科学研究

Seminars

Social interactions regulates song perception in juvenile zebra finches during song learning

2019-05-29



Seminar Type



Preferred Location

First Floor Lecture Hall, Jianzan Building(Phase I)

Chinese Institute for Brain Research, Beijing


Time

13:00-14:00 pm Wednesday

May29, 2019


Speaker

Yoko Yazaki-Sugiyama, PhD

Principal Investigator, Associate Professor

Development Project Associate Professor

Neuronal Mechanism for Critical Period Unit, Okinawa   Institute of Science and Technology Graduate University

International Research Center for Neurointelligence (IRCN),   The University of Tokyo


Host

Dr. Minmin Luo


Topic

Social interactions regulates song perception in juvenile   zebra finches during song learning


Abstract

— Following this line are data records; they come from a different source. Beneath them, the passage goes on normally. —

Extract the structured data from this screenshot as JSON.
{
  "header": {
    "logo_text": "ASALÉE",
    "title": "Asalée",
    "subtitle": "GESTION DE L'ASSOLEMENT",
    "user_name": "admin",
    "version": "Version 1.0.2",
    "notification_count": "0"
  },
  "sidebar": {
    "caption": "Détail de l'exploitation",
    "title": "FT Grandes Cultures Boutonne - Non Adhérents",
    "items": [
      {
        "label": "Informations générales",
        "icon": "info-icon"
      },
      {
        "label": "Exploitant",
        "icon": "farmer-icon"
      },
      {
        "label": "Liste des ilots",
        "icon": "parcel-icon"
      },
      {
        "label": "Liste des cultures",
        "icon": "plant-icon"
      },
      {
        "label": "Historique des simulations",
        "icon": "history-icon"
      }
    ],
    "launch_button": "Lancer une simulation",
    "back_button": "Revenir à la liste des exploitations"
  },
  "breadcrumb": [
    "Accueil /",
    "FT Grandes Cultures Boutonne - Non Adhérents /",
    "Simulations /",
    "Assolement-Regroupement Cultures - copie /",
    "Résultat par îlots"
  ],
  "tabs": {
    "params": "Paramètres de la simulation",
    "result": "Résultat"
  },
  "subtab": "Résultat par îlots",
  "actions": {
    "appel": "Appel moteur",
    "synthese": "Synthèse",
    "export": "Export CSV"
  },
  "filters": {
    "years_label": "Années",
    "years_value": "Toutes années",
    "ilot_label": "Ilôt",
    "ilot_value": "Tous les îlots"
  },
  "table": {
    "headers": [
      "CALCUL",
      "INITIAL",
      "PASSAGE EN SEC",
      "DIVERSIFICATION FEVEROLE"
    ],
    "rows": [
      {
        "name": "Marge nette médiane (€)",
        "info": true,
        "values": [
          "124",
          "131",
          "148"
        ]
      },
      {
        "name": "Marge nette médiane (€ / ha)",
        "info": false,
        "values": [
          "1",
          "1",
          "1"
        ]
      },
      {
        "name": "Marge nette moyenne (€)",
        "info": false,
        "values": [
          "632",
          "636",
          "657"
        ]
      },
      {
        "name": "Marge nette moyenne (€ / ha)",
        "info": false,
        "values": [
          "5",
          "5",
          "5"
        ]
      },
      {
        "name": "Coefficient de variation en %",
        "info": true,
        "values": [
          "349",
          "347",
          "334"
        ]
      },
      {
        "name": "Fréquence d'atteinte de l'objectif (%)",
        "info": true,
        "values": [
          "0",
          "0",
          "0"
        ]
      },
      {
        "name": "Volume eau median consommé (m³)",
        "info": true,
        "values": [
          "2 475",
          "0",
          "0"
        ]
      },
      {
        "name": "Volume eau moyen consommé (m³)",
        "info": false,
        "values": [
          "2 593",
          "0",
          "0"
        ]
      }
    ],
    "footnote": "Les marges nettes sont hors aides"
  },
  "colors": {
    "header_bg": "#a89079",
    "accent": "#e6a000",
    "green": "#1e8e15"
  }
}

Juvenile   zebra finches learn to sing through vocal communications with their adult   tutors. Song learning improves through social interactions with tutors,   compared to passive listening to recorded tutor song playbacks. This suggests   that high attention level, induced by social interactions with tutors,   enhances song learning. We investigated whether social interactions change   attention level and how that change affects song learning by recording   activities of neurons in the attention control brain area, the nucleus locus   coeruleus (LC), and the higher auditory area, the caudomedial nidopallium   (NCM), where tutor song memories are suggested to be stored. We found that   both LC and NCM neurons responded more intensely to live tutor singing than   to TUT playbacks. Anatomical analysis showed that LC neurons, which were   activated by exposure to live tutor singing, project to the NCM. Taken   together, we suggest that social interactions with tutors modulate neuronal   activity of the LC, which affects selective auditory responses of the NCM   neurons, resulting in tutor song memory formation.


Speaker

Biography

Dr. Yoko Yazaki-Sugiyama earned a Ph.D. from Sophia University   on the neuroethological studies of quail vocal behavior. She started songbird   study at my first postdoctoral fellowship in Rich Mooney’s lab at Duke   University and then examined critical period neuronal mechanisms at Takao   Hensch’s lab at the RIKEN Brain Science Institute before moving to an   independent position at the Okinawa Institute of Science and Technology   (OIST) Graduate University and subsequently to The University of Tokyo.

Her study mainly focus on Neuronal Circuits Shaped by Early Experience for Learning Behaviors.   The brain’s neuronal circuits are shaped by sensory experiences from the   environment in early life. The wiring of neuronal circuits in this early   critical period are essential to control the later development of higher   cognitive functions. As human babies learn to speak from what they hear,   songbirds learn to sing from what they listen to in the critical period   developmental time window. Songbird song learning from auditory experiences   include many interesting questions such as: how do they detect their own   species songs and learn from them? How can they selectively learn from   specific birds, normally their fathers, from the variety of songs they hear?   Why do they learn only during a specific period of time during development? Her   lab is tackling these questions and hope to understand how our nascent brain   circuits make such intelligence possible.